▸ TASK DESCRIPTION: All of the data below should be written out again exactly.

▸ RECORDS TO PROCESS:

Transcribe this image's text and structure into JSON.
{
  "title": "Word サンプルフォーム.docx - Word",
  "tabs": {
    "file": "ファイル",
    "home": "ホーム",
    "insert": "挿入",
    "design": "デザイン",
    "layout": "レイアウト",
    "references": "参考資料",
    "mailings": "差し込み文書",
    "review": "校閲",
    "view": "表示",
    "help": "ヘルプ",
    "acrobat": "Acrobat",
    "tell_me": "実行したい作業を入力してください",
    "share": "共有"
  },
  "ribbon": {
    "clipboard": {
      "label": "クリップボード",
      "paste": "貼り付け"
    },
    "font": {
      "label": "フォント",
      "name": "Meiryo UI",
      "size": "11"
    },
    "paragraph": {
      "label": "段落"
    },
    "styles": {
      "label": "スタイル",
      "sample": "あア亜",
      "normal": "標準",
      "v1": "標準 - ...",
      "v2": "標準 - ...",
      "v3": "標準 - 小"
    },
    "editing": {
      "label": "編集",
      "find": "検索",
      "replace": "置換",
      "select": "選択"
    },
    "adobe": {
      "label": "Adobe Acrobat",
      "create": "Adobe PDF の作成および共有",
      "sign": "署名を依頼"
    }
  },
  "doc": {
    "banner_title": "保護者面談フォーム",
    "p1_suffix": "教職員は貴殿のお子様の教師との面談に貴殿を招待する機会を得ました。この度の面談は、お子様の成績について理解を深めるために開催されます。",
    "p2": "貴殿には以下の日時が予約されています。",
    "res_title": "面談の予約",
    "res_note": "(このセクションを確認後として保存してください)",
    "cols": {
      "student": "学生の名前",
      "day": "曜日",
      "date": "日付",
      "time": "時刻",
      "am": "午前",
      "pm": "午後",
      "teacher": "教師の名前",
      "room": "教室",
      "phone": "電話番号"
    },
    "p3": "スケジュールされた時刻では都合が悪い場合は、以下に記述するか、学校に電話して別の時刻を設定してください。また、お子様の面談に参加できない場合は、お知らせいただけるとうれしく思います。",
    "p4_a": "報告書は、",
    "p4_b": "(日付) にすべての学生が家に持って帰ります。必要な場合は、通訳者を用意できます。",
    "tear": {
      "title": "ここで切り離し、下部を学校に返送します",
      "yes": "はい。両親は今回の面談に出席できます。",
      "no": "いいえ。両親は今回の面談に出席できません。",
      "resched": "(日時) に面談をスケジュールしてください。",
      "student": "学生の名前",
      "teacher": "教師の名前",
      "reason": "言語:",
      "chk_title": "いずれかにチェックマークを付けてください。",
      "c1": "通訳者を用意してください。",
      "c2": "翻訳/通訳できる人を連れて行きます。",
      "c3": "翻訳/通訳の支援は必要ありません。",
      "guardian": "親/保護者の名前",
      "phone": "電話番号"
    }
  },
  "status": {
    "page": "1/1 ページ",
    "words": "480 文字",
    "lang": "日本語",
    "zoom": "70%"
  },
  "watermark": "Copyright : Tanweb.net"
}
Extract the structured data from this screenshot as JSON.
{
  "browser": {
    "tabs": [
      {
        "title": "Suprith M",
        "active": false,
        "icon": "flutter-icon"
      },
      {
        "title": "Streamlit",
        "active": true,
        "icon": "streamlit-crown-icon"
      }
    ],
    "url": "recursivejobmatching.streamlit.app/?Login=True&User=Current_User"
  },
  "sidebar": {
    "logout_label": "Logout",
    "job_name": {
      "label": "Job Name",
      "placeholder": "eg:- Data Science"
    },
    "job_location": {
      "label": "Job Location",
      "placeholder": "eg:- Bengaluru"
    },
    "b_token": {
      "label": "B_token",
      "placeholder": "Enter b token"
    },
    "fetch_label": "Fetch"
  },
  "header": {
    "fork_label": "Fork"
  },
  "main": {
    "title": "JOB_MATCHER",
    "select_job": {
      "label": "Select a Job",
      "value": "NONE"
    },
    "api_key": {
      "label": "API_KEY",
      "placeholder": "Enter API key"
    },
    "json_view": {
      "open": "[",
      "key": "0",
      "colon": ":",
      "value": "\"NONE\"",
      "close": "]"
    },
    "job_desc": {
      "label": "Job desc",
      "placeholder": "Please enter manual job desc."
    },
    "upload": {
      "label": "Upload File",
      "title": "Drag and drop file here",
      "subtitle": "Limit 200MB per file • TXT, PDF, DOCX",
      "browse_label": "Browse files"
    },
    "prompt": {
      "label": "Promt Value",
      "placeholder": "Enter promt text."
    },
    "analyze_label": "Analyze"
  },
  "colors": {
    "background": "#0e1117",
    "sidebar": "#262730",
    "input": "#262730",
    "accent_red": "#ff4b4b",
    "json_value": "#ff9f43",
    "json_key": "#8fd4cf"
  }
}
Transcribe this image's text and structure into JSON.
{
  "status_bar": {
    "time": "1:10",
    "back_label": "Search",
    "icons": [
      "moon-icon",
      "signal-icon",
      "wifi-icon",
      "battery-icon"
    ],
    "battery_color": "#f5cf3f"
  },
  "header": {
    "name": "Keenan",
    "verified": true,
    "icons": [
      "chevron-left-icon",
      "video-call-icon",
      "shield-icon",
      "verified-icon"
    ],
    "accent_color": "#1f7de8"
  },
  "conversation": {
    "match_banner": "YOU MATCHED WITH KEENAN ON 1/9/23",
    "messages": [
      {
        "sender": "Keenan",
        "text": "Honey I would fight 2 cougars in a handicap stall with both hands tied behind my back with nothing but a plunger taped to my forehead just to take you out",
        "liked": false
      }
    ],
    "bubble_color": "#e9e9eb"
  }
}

▸ RESULT OF THE EXERCISE:
Transcribe this image's text and structure into JSON.
{
  "title": "Word サンプルフォーム.docx - Word",
  "tabs": {
    "file": "ファイル",
    "home": "ホーム",
    "insert": "挿入",
    "design": "デザイン",
    "layout": "レイアウト",
    "references": "参考資料",
    "mailings": "差し込み文書",
    "review": "校閲",
    "view": "表示",
    "help": "ヘルプ",
    "acrobat": "Acrobat",
    "tell_me": "実行したい作業を入力してください",
    "share": "共有"
  },
  "ribbon": {
    "clipboard": {
      "label": "クリップボード",
      "paste": "貼り付け"
    },
    "font": {
      "label": "フォント",
      "name": "Meiryo UI",
      "size": "11"
    },
    "paragraph": {
      "label": "段落"
    },
    "styles": {
      "label": "スタイル",
      "sample": "あア亜",
      "normal": "標準",
      "v1": "標準 - ...",
      "v2": "標準 - ...",
      "v3": "標準 - 小"
    },
    "editing": {
      "label": "編集",
      "find": "検索",
      "replace": "置換",
      "select": "選択"
    },
    "adobe": {
      "label": "Adobe Acrobat",
      "create": "Adobe PDF の作成および共有",
      "sign": "署名を依頼"
    }
  },
  "doc": {
    "banner_title": "保護者面談フォーム",
    "p1_suffix": "教職員は貴殿のお子様の教師との面談に貴殿を招待する機会を得ました。この度の面談は、お子様の成績について理解を深めるために開催されます。",
    "p2": "貴殿には以下の日時が予約されています。",
    "res_title": "面談の予約",
    "res_note": "(このセクションを確認後として保存してください)",
    "cols": {
      "student": "学生の名前",
      "day": "曜日",
      "date": "日付",
      "time": "時刻",
      "am": "午前",
      "pm": "午後",
      "teacher": "教師の名前",
      "room": "教室",
      "phone": "電話番号"
    },
    "p3": "スケジュールされた時刻では都合が悪い場合は、以下に記述するか、学校に電話して別の時刻を設定してください。また、お子様の面談に参加できない場合は、お知らせいただけるとうれしく思います。",
    "p4_a": "報告書は、",
    "p4_b": "(日付) にすべての学生が家に持って帰ります。必要な場合は、通訳者を用意できます。",
    "tear": {
      "title": "ここで切り離し、下部を学校に返送します",
      "yes": "はい。両親は今回の面談に出席できます。",
      "no": "いいえ。両親は今回の面談に出席できません。",
      "resched": "(日時) に面談をスケジュールしてください。",
      "student": "学生の名前",
      "teacher": "教師の名前",
      "reason": "言語:",
      "chk_title": "いずれかにチェックマークを付けてください。",
      "c1": "通訳者を用意してください。",
      "c2": "翻訳/通訳できる人を連れて行きます。",
      "c3": "翻訳/通訳の支援は必要ありません。",
      "guardian": "親/保護者の名前",
      "phone": "電話番号"
    }
  },
  "status": {
    "page": "1/1 ページ",
    "words": "480 文字",
    "lang": "日本語",
    "zoom": "70%"
  },
  "watermark": "Copyright : Tanweb.net"
}
Extract the structured data from this screenshot as JSON.
{
  "browser": {
    "tabs": [
      {
        "title": "Suprith M",
        "active": false,
        "icon": "flutter-icon"
      },
      {
        "title": "Streamlit",
        "active": true,
        "icon": "streamlit-crown-icon"
      }
    ],
    "url": "recursivejobmatching.streamlit.app/?Login=True&User=Current_User"
  },
  "sidebar": {
    "logout_label": "Logout",
    "job_name": {
      "label": "Job Name",
      "placeholder": "eg:- Data Science"
    },
    "job_location": {
      "label": "Job Location",
      "placeholder": "eg:- Bengaluru"
    },
    "b_token": {
      "label": "B_token",
      "placeholder": "Enter b token"
    },
    "fetch_label": "Fetch"
  },
  "header": {
    "fork_label": "Fork"
  },
  "main": {
    "title": "JOB_MATCHER",
    "select_job": {
      "label": "Select a Job",
      "value": "NONE"
    },
    "api_key": {
      "label": "API_KEY",
      "placeholder": "Enter API key"
    },
    "json_view": {
      "open": "[",
      "key": "0",
      "colon": ":",
      "value": "\"NONE\"",
      "close": "]"
    },
    "job_desc": {
      "label": "Job desc",
      "placeholder": "Please enter manual job desc."
    },
    "upload": {
      "label": "Upload File",
      "title": "Drag and drop file here",
      "subtitle": "Limit 200MB per file • TXT, PDF, DOCX",
      "browse_label": "Browse files"
    },
    "prompt": {
      "label": "Promt Value",
      "placeholder": "Enter promt text."
    },
    "analyze_label": "Analyze"
  },
  "colors": {
    "background": "#0e1117",
    "sidebar": "#262730",
    "input": "#262730",
    "accent_red": "#ff4b4b",
    "json_value": "#ff9f43",
    "json_key": "#8fd4cf"
  }
}
Transcribe this image's text and structure into JSON.
{
  "status_bar": {
    "time": "1:10",
    "back_label": "Search",
    "icons": [
      "moon-icon",
      "signal-icon",
      "wifi-icon",
      "battery-icon"
    ],
    "battery_color": "#f5cf3f"
  },
  "header": {
    "name": "Keenan",
    "verified": true,
    "icons": [
      "chevron-left-icon",
      "video-call-icon",
      "shield-icon",
      "verified-icon"
    ],
    "accent_color": "#1f7de8"
  },
  "conversation": {
    "match_banner": "YOU MATCHED WITH KEENAN ON 1/9/23",
    "messages": [
      {
        "sender": "Keenan",
        "text": "Honey I would fight 2 cougars in a handicap stall with both hands tied behind my back with nothing but a plunger taped to my forehead just to take you out",
        "liked": false
      }
    ],
    "bubble_color": "#e9e9eb"
  }
}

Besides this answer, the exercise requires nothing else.